GP, 8/10/06: The dying adjective laureate:
poet laureate (vs. Nobel laureate)

ML, 8/21/06: Term for shifting plural s to the end of initialisms and acronyms?:
WMD etc.

GP, 8/21/06: No plural shifting term:
follow-up to 3484

ML, 4/22/07: Cavett’s comforting cavils:
attorney general, film noir, and more

External, internal, and double inflection

ticking off

More internal inflection

shout-out; in comments: Whopper Junior, fuck-up, Chicken-In-A-Biskit


July 13, 2009

Last week I reported to ADS-L about this find in the NYT Magazine, 7/5/09 (Mark Leibovitch, “On the Coast of Crazy”, about Gavin Newsom, currently San Francisco’s mayor, but seeking to become the next governor of California), p. 29:

He is vivacious and something of a political thrill-seeker …

My eye was caught by vivacious, which sounded a bit odd to me used of a man.
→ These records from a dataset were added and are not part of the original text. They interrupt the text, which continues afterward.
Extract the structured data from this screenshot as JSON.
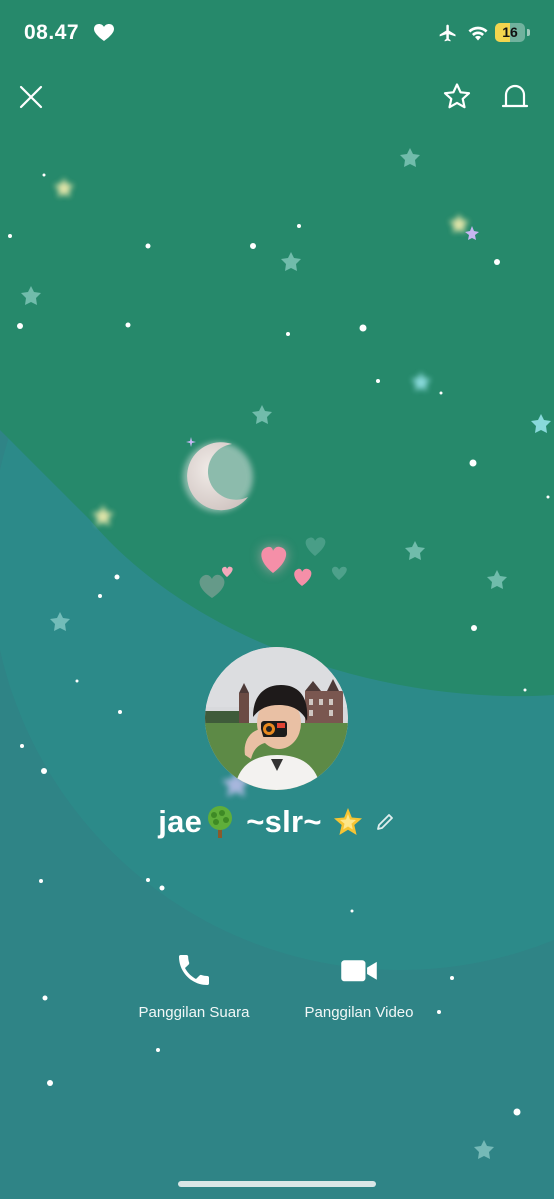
{
  "status_bar": {
    "time": "08.47",
    "battery_level": "16",
    "icons": [
      "heart-icon",
      "airplane-mode-icon",
      "wifi-icon",
      "battery-icon"
    ]
  },
  "toolbar": {
    "icons": [
      "close-icon",
      "star-icon",
      "bell-icon"
    ]
  },
  "profile": {
    "name_part1": "jae",
    "name_part2": "~slr~",
    "emojis": [
      "tree-emoji",
      "glowing-star-emoji"
    ],
    "edit_icon": "pencil-icon"
  },
  "actions": [
    {
      "label": "Panggilan Suara",
      "icon": "phone-icon"
    },
    {
      "label": "Panggilan Video",
      "icon": "video-camera-icon"
    }
  ],
  "colors": {
    "top_green": "#26896b",
    "bottom_teal": "#2f8486",
    "inner_teal": "#2c8b8a",
    "battery_fill": "#f3d54e",
    "heart_pink": "#f58fa8"
  }
}
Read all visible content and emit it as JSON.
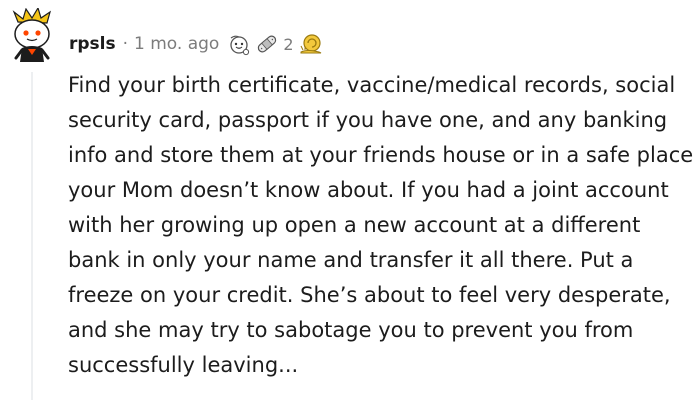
{
  "comment": {
    "username": "rpsls",
    "separator": "·",
    "time": "1 mo. ago",
    "awards": [
      {
        "icon": "wholesome-seal-award-icon"
      },
      {
        "icon": "bandaid-award-icon",
        "count": "2"
      },
      {
        "icon": "golden-snail-award-icon"
      }
    ],
    "body": "Find your birth certificate, vaccine/medical records, social security card, passport if you have one, and any banking info and store them at your friends house or in a safe place your Mom doesn’t know about. If you had a joint account with her growing up open a new account at a different bank in only your name and transfer it all there. Put a freeze on your credit. She’s about to feel very desperate, and she may try to sabotage you to prevent you from successfully leaving..."
  },
  "colors": {
    "avatar_face": "#ffffff",
    "avatar_hair": "#f5c518",
    "avatar_shirt": "#ff4500",
    "meta_gray": "#7c7c7c",
    "text": "#1c1c1c"
  }
}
Not unacceptable, just a bit odd.


to name-check

July 11, 2009

Following up on my shout-out posting, here’s another innovative formation, formally very different from N + Prt composites, but with some overlap in meaning: the two-part back-formed verb to name-check.
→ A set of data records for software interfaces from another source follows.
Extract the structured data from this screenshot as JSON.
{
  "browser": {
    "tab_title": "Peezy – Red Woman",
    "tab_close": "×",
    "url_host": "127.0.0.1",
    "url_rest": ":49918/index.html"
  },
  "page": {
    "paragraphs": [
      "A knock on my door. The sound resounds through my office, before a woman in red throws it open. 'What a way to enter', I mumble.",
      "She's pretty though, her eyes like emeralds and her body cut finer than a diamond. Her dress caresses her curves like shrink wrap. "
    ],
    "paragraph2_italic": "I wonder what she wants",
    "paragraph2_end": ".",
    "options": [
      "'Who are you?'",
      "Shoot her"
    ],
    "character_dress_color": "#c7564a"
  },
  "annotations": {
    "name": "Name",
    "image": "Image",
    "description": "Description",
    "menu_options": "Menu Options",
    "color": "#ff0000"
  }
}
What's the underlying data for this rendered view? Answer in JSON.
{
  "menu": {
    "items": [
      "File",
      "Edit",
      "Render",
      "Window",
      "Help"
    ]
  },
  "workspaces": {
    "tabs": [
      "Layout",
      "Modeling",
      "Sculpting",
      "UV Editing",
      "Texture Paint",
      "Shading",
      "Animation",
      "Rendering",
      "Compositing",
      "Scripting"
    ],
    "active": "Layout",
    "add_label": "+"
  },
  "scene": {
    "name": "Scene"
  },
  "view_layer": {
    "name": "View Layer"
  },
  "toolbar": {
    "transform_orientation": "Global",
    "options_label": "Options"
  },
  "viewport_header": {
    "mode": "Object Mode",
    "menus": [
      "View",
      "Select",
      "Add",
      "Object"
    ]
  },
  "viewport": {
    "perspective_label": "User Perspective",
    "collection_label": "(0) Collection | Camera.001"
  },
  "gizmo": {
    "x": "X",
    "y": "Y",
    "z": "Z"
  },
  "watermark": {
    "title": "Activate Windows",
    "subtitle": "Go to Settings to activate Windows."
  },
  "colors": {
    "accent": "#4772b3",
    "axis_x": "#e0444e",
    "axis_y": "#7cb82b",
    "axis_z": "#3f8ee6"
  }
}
It started with e-mail from a correspondent whose name I mentioned in a posting:

… it’s an honor to be name-checked by you.

This is a back-formation from a compound noun name-checking (parallel to name-drop back-formed from the compound name-dropping ‘dropping names’), in the sense ‘mention someone less famous than you’ — so being name-checked (in my correspondent’s usage) is being mentioned by someone more famous than you.  In this usage, it’s the social inverse of name-drop (and name-checking is the social inverse of name-dropping).
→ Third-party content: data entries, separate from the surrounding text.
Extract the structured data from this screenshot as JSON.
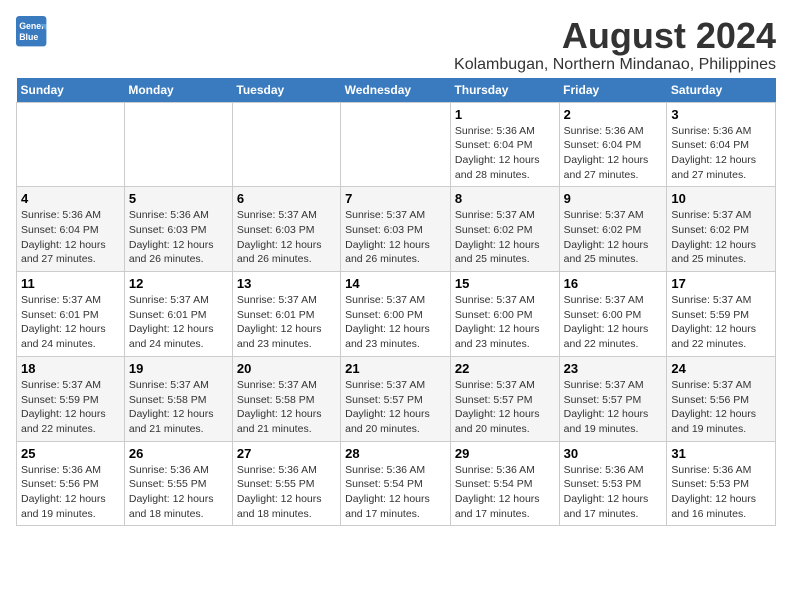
{
  "logo": {
    "line1": "General",
    "line2": "Blue"
  },
  "title": "August 2024",
  "subtitle": "Kolambugan, Northern Mindanao, Philippines",
  "weekdays": [
    "Sunday",
    "Monday",
    "Tuesday",
    "Wednesday",
    "Thursday",
    "Friday",
    "Saturday"
  ],
  "weeks": [
    [
      {
        "day": "",
        "info": ""
      },
      {
        "day": "",
        "info": ""
      },
      {
        "day": "",
        "info": ""
      },
      {
        "day": "",
        "info": ""
      },
      {
        "day": "1",
        "info": "Sunrise: 5:36 AM\nSunset: 6:04 PM\nDaylight: 12 hours\nand 28 minutes."
      },
      {
        "day": "2",
        "info": "Sunrise: 5:36 AM\nSunset: 6:04 PM\nDaylight: 12 hours\nand 27 minutes."
      },
      {
        "day": "3",
        "info": "Sunrise: 5:36 AM\nSunset: 6:04 PM\nDaylight: 12 hours\nand 27 minutes."
      }
    ],
    [
      {
        "day": "4",
        "info": "Sunrise: 5:36 AM\nSunset: 6:04 PM\nDaylight: 12 hours\nand 27 minutes."
      },
      {
        "day": "5",
        "info": "Sunrise: 5:36 AM\nSunset: 6:03 PM\nDaylight: 12 hours\nand 26 minutes."
      },
      {
        "day": "6",
        "info": "Sunrise: 5:37 AM\nSunset: 6:03 PM\nDaylight: 12 hours\nand 26 minutes."
      },
      {
        "day": "7",
        "info": "Sunrise: 5:37 AM\nSunset: 6:03 PM\nDaylight: 12 hours\nand 26 minutes."
      },
      {
        "day": "8",
        "info": "Sunrise: 5:37 AM\nSunset: 6:02 PM\nDaylight: 12 hours\nand 25 minutes."
      },
      {
        "day": "9",
        "info": "Sunrise: 5:37 AM\nSunset: 6:02 PM\nDaylight: 12 hours\nand 25 minutes."
      },
      {
        "day": "10",
        "info": "Sunrise: 5:37 AM\nSunset: 6:02 PM\nDaylight: 12 hours\nand 25 minutes."
      }
    ],
    [
      {
        "day": "11",
        "info": "Sunrise: 5:37 AM\nSunset: 6:01 PM\nDaylight: 12 hours\nand 24 minutes."
      },
      {
        "day": "12",
        "info": "Sunrise: 5:37 AM\nSunset: 6:01 PM\nDaylight: 12 hours\nand 24 minutes."
      },
      {
        "day": "13",
        "info": "Sunrise: 5:37 AM\nSunset: 6:01 PM\nDaylight: 12 hours\nand 23 minutes."
      },
      {
        "day": "14",
        "info": "Sunrise: 5:37 AM\nSunset: 6:00 PM\nDaylight: 12 hours\nand 23 minutes."
      },
      {
        "day": "15",
        "info": "Sunrise: 5:37 AM\nSunset: 6:00 PM\nDaylight: 12 hours\nand 23 minutes."
      },
      {
        "day": "16",
        "info": "Sunrise: 5:37 AM\nSunset: 6:00 PM\nDaylight: 12 hours\nand 22 minutes."
      },
      {
        "day": "17",
        "info": "Sunrise: 5:37 AM\nSunset: 5:59 PM\nDaylight: 12 hours\nand 22 minutes."
      }
    ],
    [
      {
        "day": "18",
        "info": "Sunrise: 5:37 AM\nSunset: 5:59 PM\nDaylight: 12 hours\nand 22 minutes."
      },
      {
        "day": "19",
        "info": "Sunrise: 5:37 AM\nSunset: 5:58 PM\nDaylight: 12 hours\nand 21 minutes."
      },
      {
        "day": "20",
        "info": "Sunrise: 5:37 AM\nSunset: 5:58 PM\nDaylight: 12 hours\nand 21 minutes."
      },
      {
        "day": "21",
        "info": "Sunrise: 5:37 AM\nSunset: 5:57 PM\nDaylight: 12 hours\nand 20 minutes."
      },
      {
        "day": "22",
        "info": "Sunrise: 5:37 AM\nSunset: 5:57 PM\nDaylight: 12 hours\nand 20 minutes."
      },
      {
        "day": "23",
        "info": "Sunrise: 5:37 AM\nSunset: 5:57 PM\nDaylight: 12 hours\nand 19 minutes."
      },
      {
        "day": "24",
        "info": "Sunrise: 5:37 AM\nSunset: 5:56 PM\nDaylight: 12 hours\nand 19 minutes."
      }
    ],
    [
      {
        "day": "25",
        "info": "Sunrise: 5:36 AM\nSunset: 5:56 PM\nDaylight: 12 hours\nand 19 minutes."
      },
      {
        "day": "26",
        "info": "Sunrise: 5:36 AM\nSunset: 5:55 PM\nDaylight: 12 hours\nand 18 minutes."
      },
      {
        "day": "27",
        "info": "Sunrise: 5:36 AM\nSunset: 5:55 PM\nDaylight: 12 hours\nand 18 minutes."
      },
      {
        "day": "28",
        "info": "Sunrise: 5:36 AM\nSunset: 5:54 PM\nDaylight: 12 hours\nand 17 minutes."
      },
      {
        "day": "29",
        "info": "Sunrise: 5:36 AM\nSunset: 5:54 PM\nDaylight: 12 hours\nand 17 minutes."
      },
      {
        "day": "30",
        "info": "Sunrise: 5:36 AM\nSunset: 5:53 PM\nDaylight: 12 hours\nand 17 minutes."
      },
      {
        "day": "31",
        "info": "Sunrise: 5:36 AM\nSunset: 5:53 PM\nDaylight: 12 hours\nand 16 minutes."
      }
    ]
  ]
}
More internal inflection

July 11, 2009

Cartoonist Ryan North wrote me on 9 July about a posting of mine reproducing one of his Dinosaur Comic strips:

… Also, thanks for the shouts out to my comic – I really appreciate it and am also flattered!

North and I both understood this to be an “internal plural” of the composite noun shout-out ‘a favorable mention’ (though that interpretation might not be immediately obvious to all readers; I’ll get to that in a moment). (Earlier discussion of external, internal, and double plurals here — including a somewhat surprising internal plural hards-on for hard-on ‘erection of the penis’.)


The telephone game

July 9, 2009

… but with shouts rather than whispers, and a teletype at the end:

On the name of the game, the Wikipedia page says:

In the United States, “Telephone” is the most common name for the game. The name “Chinese whispers” reflects the former stereotype in Europe of the Chinese language as being incomprehensible. It is little-used in the United States and may be considered offensive. It remains the common British name for the game.

Homophone problems

July 8, 2009

Another Hilary Price Rhymes With Orange cartoon: